Another postcard from the land of grief
Occasionally in this new land of mine, I catch sight of the suitcases I used to use when travelling. They are far more than I shall ever need for one, and I look wistfully at a sunhat perched on top of them which no-one will ever wear again. These are bags for those who travel, not for those who stay.
There are other bags, though, which I have packed many times in these past five months. I pack them in a hurry, like a character in a film storming out of their life and heading for the airport. I pack them as if I have had enough of living in this strange place called grief and I would like to go home, thank you very much. This experiment in living alone has been interesting, and on some days I have survived it better than I thought possible. However, enough is enough, and now it is time to go back to being married, just like I have been for the past 30 years. I crave the easy familiarity of routines honed over the years and a companionship so deep as to be instinctive.
Thoughts trailing like a stray sleeve caught in the suitcase lid, I head for the border of this land and demand to be let through. Sadly, I cannot pass. The border is sealed, the guards are impervious, and my ticket was non-returnable and one way. I live here now. Bag tucked under my arm, I head disconsolately back, and stow it away for next time.
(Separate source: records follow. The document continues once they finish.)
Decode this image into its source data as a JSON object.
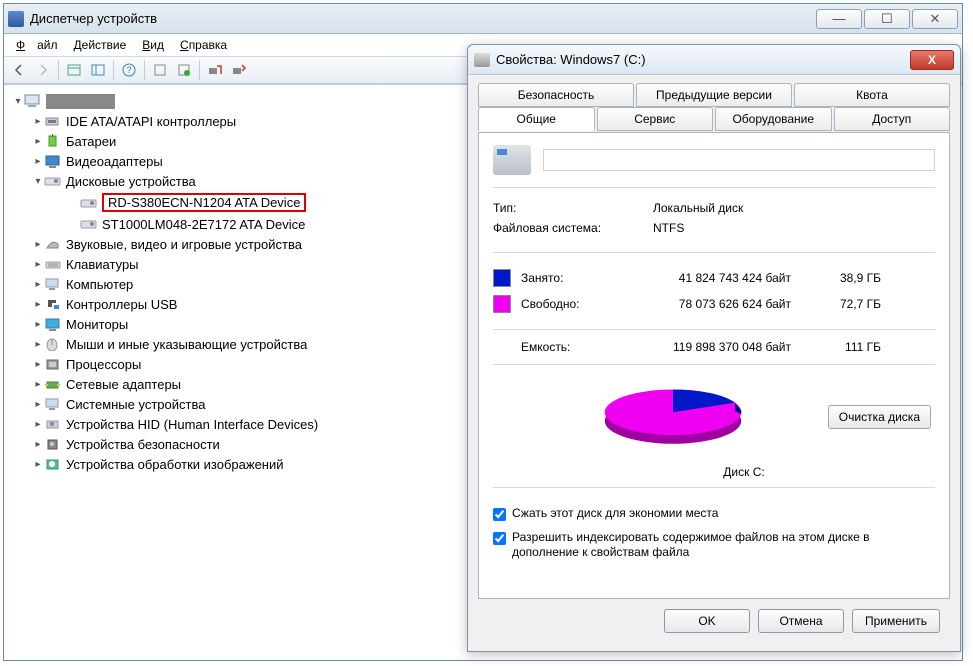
{
  "device_manager": {
    "title": "Диспетчер устройств",
    "menu": {
      "file": "Файл",
      "action": "Действие",
      "view": "Вид",
      "help": "Справка"
    },
    "tree": {
      "root": "",
      "categories": [
        {
          "label": "IDE ATA/ATAPI контроллеры"
        },
        {
          "label": "Батареи"
        },
        {
          "label": "Видеоадаптеры"
        },
        {
          "label": "Дисковые устройства",
          "expanded": true,
          "children": [
            {
              "label": "RD-S380ECN-N1204 ATA Device",
              "highlighted": true
            },
            {
              "label": "ST1000LM048-2E7172 ATA Device"
            }
          ]
        },
        {
          "label": "Звуковые, видео и игровые устройства"
        },
        {
          "label": "Клавиатуры"
        },
        {
          "label": "Компьютер"
        },
        {
          "label": "Контроллеры USB"
        },
        {
          "label": "Мониторы"
        },
        {
          "label": "Мыши и иные указывающие устройства"
        },
        {
          "label": "Процессоры"
        },
        {
          "label": "Сетевые адаптеры"
        },
        {
          "label": "Системные устройства"
        },
        {
          "label": "Устройства HID (Human Interface Devices)"
        },
        {
          "label": "Устройства безопасности"
        },
        {
          "label": "Устройства обработки изображений"
        }
      ]
    }
  },
  "properties": {
    "title": "Свойства: Windows7 (C:)",
    "tabs_row1": [
      "Безопасность",
      "Предыдущие версии",
      "Квота"
    ],
    "tabs_row2": [
      "Общие",
      "Сервис",
      "Оборудование",
      "Доступ"
    ],
    "active_tab": "Общие",
    "drive_name": "",
    "type_label": "Тип:",
    "type_value": "Локальный диск",
    "fs_label": "Файловая система:",
    "fs_value": "NTFS",
    "used_label": "Занято:",
    "used_bytes": "41 824 743 424 байт",
    "used_gb": "38,9 ГБ",
    "free_label": "Свободно:",
    "free_bytes": "78 073 626 624 байт",
    "free_gb": "72,7 ГБ",
    "capacity_label": "Емкость:",
    "capacity_bytes": "119 898 370 048 байт",
    "capacity_gb": "111 ГБ",
    "disk_label": "Диск C:",
    "cleanup_button": "Очистка диска",
    "compress_label": "Сжать этот диск для экономии места",
    "index_label": "Разрешить индексировать содержимое файлов на этом диске в дополнение к свойствам файла",
    "ok": "OK",
    "cancel": "Отмена",
    "apply": "Применить"
  },
  "chart_data": {
    "type": "pie",
    "title": "Диск C:",
    "series": [
      {
        "name": "Занято",
        "value": 41824743424,
        "display": "38,9 ГБ",
        "color": "#0018c8"
      },
      {
        "name": "Свободно",
        "value": 78073626624,
        "display": "72,7 ГБ",
        "color": "#f000f0"
      }
    ],
    "total": {
      "name": "Емкость",
      "value": 119898370048,
      "display": "111 ГБ"
    }
  }
}
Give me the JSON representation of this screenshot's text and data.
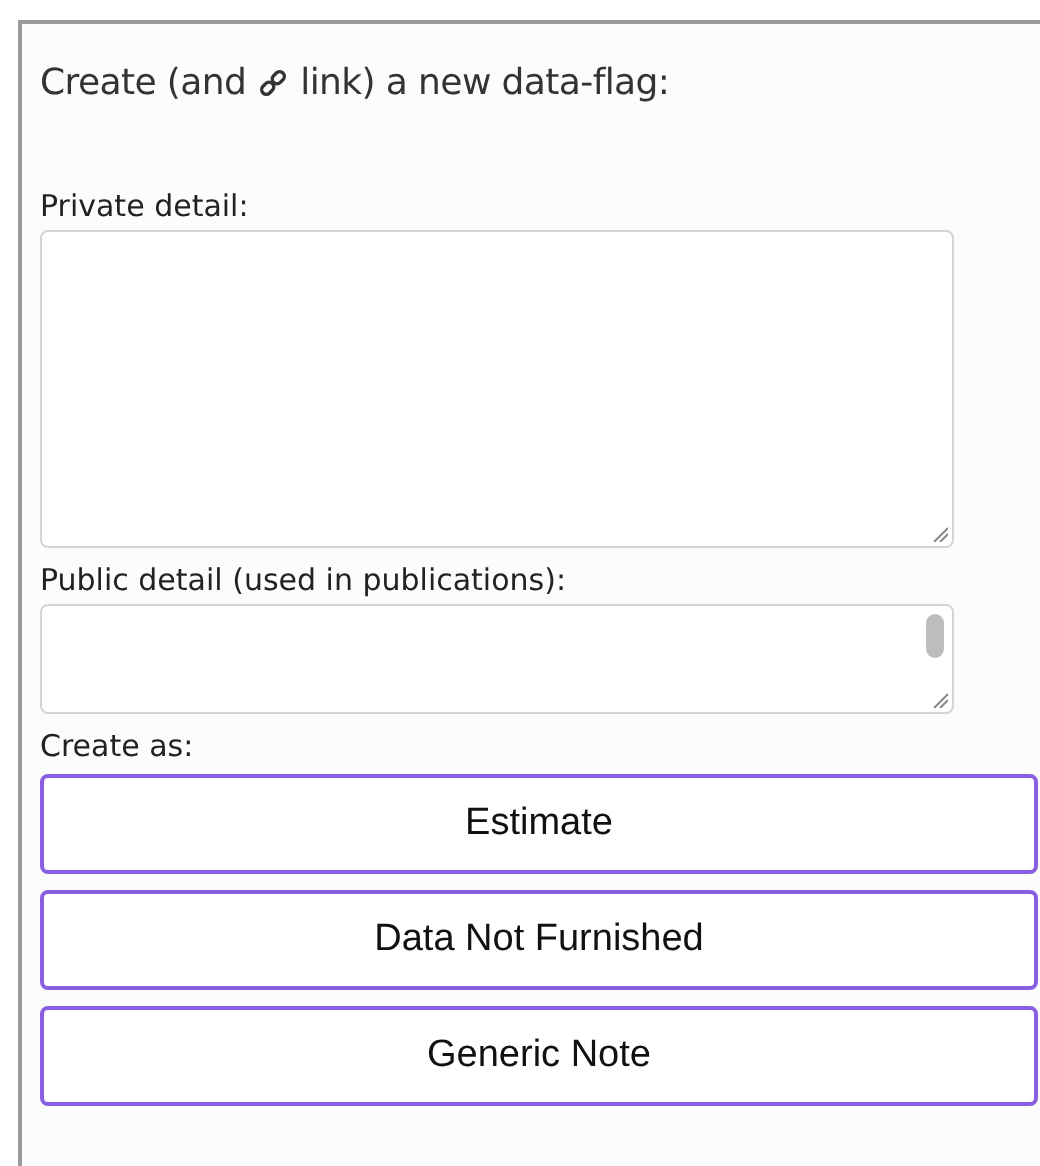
{
  "title": {
    "before_icon": "Create (and",
    "after_icon": "link) a new data-flag:"
  },
  "fields": [
    {
      "label": "Private detail:",
      "kind": "tall"
    },
    {
      "label": "Public detail (used in publications):",
      "kind": "scrolling"
    }
  ],
  "create_as": {
    "label": "Create as:",
    "buttons": [
      "Estimate",
      "Data Not Furnished",
      "Generic Note"
    ]
  }
}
This is a process which is likely to repeat many times, I think – like a dog running time and time again at a high fence before realising it cannot be jumped. However, as with every trip away from home – it looks slightly different each time you return. Each time I come back from the border with that suitcase, ready to stash it away, I see the house just a little differently. I move things around, I update old things, I act like I am intending to stay here. Like a person with no passport, I start to think how I can make a life here rather than pining for there.
Family are a huge help – constant in their love, and unchanged from the way they were. They live here, as well as there, it turns out. Friends are a blessing – kind, patient, standing by but never pushing in. The value of my faith is incalculable – lending light to the darker days and hope to the deeper valleys. Even if I did not choose to live here, there are ways to make it work and people who are willing to help.
Not ready to pack those ‘go-bags’ away quite yet – but maybe one day.